What legitimizes me as an alameña is the garden at our house, originally designed by Christy Ten Eyck of Phoenix. With time, care, and much work it has taken on its own individual character. Thanks to the patio fountain, which supplies water to a plume that travels through the garden and falls into the pool, we can enjoy a refreshing ambiance in the house and within the not-so-desert garden. Many birds are drawn to the garden. We have a wonderful huge tree, a “nacapul” or strangler fig, which is enjoyed by our grandchildren, who love to climb all over it. Among the many varieties of mostly local trees and plants one can find are: mesquites, amapas: yellow and rose, palo blanco, palo verde, glorias, papelillos, nopales, ceibas, cacalosúchiles or frangipani—white, rose, yellow, many different acacias—one is called tepehuaje with a wonderful spotted flower that thrives in the sun.
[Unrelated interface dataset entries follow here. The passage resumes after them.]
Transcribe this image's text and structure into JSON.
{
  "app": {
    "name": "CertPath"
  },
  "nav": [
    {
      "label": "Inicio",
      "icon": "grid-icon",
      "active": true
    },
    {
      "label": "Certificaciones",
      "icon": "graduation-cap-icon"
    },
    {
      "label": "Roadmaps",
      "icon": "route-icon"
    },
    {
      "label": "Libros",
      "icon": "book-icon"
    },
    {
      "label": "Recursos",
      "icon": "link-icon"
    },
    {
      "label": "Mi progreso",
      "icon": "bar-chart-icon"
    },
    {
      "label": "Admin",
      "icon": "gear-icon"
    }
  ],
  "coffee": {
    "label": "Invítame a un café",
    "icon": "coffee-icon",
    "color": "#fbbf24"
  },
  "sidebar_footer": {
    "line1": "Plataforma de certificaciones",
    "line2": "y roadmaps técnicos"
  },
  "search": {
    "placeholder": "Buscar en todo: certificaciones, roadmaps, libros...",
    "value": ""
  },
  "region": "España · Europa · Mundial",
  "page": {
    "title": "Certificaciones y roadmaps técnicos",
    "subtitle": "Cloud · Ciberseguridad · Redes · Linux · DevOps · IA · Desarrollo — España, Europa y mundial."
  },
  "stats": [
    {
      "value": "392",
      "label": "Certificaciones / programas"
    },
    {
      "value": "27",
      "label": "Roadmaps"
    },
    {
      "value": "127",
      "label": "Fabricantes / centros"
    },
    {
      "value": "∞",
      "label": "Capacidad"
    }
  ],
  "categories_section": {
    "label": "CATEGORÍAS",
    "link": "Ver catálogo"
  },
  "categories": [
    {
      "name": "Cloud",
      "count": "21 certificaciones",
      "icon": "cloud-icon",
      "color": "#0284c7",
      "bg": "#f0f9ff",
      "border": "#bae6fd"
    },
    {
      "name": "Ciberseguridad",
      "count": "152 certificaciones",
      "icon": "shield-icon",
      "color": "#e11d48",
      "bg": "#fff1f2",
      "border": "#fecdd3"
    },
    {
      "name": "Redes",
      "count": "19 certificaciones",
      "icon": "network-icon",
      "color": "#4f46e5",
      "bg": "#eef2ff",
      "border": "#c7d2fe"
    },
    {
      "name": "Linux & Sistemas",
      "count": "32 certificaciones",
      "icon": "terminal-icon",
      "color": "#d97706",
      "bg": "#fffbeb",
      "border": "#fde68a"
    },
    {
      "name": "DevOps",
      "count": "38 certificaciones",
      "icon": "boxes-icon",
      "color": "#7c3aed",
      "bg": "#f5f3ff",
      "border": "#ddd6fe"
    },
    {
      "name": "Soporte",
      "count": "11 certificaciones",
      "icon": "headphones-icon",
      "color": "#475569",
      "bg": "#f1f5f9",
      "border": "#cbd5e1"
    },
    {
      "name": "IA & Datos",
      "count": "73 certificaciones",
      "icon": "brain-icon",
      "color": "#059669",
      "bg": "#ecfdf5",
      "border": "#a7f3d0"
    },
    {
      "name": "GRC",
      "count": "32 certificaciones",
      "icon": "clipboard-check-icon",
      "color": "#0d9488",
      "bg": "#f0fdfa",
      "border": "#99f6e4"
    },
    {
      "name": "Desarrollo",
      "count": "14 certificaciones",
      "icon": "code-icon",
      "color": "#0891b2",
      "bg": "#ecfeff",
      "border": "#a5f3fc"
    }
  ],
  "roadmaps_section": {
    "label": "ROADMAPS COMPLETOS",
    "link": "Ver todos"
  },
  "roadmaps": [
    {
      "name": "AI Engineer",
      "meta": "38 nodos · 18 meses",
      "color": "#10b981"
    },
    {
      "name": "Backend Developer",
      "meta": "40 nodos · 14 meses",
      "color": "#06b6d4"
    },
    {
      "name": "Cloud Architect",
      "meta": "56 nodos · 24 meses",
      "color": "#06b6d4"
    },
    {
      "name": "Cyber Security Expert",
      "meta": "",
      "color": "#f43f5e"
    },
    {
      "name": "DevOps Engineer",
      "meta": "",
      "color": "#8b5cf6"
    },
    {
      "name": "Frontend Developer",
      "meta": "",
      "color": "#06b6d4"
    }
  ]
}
From our trips to the Sierra we have brought different cacti: órganos, pitayos, biznagas, chollas, magueyes. We have several fruit trees such as naranjitas, lemons, limas, olive and pistachio, pinguicas, aguacates, tamarindos, granadas, mangos and a strawberry guayaba transplanted from Guadalajara. The palm trees frame the entrance to the house and in the corridor we have placed pots from Tlaquepaque planted with anturios, palmas Kentia, cuna de moisés, hiedra miniature y amarilis. This beautiful garden is representative of the local flora.